Cleaning at this stage is all the above, plus the added sweeping, moping and general pick up things from the floor to the cleaning necessities.  Also, depending on when solids are introduced, cleaning baby food off floor, high chair, walls and ceiling (and something else wet to clean off baby) are added to cleaning regimen.  This is my favorite stage to own a dog, provided it doesn’t shed or bark during nap time.

Continue Reading

What My Kids Taught Me About My Anxiety

sunset skies copy

The truth of the matter is I don’t know exactly what started my anxiety.  Whether it was predisposed, the situation, exhaustion, my physical pain or spiritual.  All I know was that it was real.  It was suffocating.  I swatted at it from every direction (physical/mental/spiritual), just to be safe, and it left me feeling defeated.

Living with pain for over a year taught me a lot.  I went from a mom who yelled too much to a mom who yelled all the time.  I went from a laid back mom with normal issues to a mom whose life was falling apart and felt I couldn’t control anything.  It was 1 car accident on 1 morning.  I couldn’t control my house, my kids, or myself.

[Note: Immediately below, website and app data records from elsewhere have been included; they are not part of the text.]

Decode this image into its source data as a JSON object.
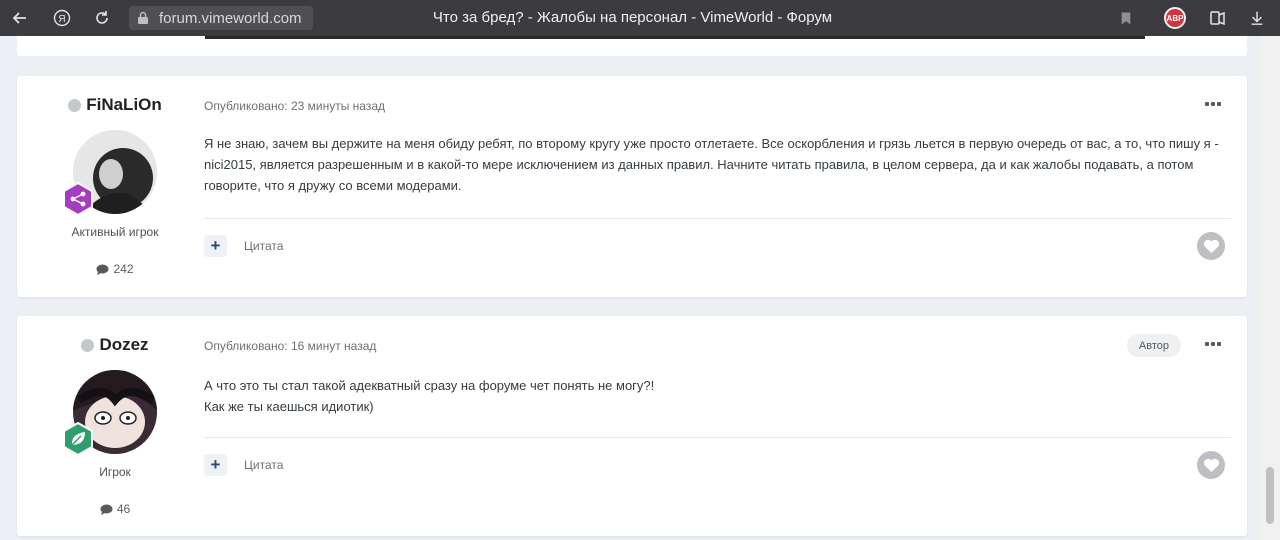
{
  "browser": {
    "url": "forum.vimeworld.com",
    "tab_title": "Что за бред? - Жалобы на персонал - VimeWorld - Форум",
    "adblock_label": "ABP"
  },
  "posts": [
    {
      "author": "FiNaLiOn",
      "rank": "Активный игрок",
      "post_count": "242",
      "meta": "Опубликовано: 23 минуты назад",
      "badge": "",
      "content": [
        "Я не знаю, зачем вы держите на меня обиду ребят, по второму кругу уже просто отлетаете. Все оскорбления и грязь льется в первую очередь от вас, а то, что пишу я - nici2015, является разрешенным и в какой-то мере исключением из данных правил. Начните читать правила, в целом сервера, да и как жалобы подавать, а потом говорите, что я дружу со всеми модерами."
      ],
      "quote_label": "Цитата",
      "rank_color": "#a43dbf"
    },
    {
      "author": "Dozez",
      "rank": "Игрок",
      "post_count": "46",
      "meta": "Опубликовано: 16 минут назад",
      "badge": "Автор",
      "content": [
        "А что это ты стал такой адекватный сразу на форуме чет понять не могу?!",
        "Как же ты каешься идиотик)"
      ],
      "quote_label": "Цитата",
      "rank_color": "#2f9e6e"
    }
  ]
}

For a long time I just tried harder.  That, and I was angry, sad, all the feelings.  I would double down and attempt to push through.  I consulted doctors, nutritionists, and my counselor.  I yelled all the time because I was dealing with pain all the time.  I was failing, and I was mad that I was failing.

My kids showed astonishing resiliency through all of this, at least the first few months.  They maintained their childlike laughter which also made me mad.  It was too loud, or too rowdy.  They could never leave me alone for just 2 seconds.

Continue Reading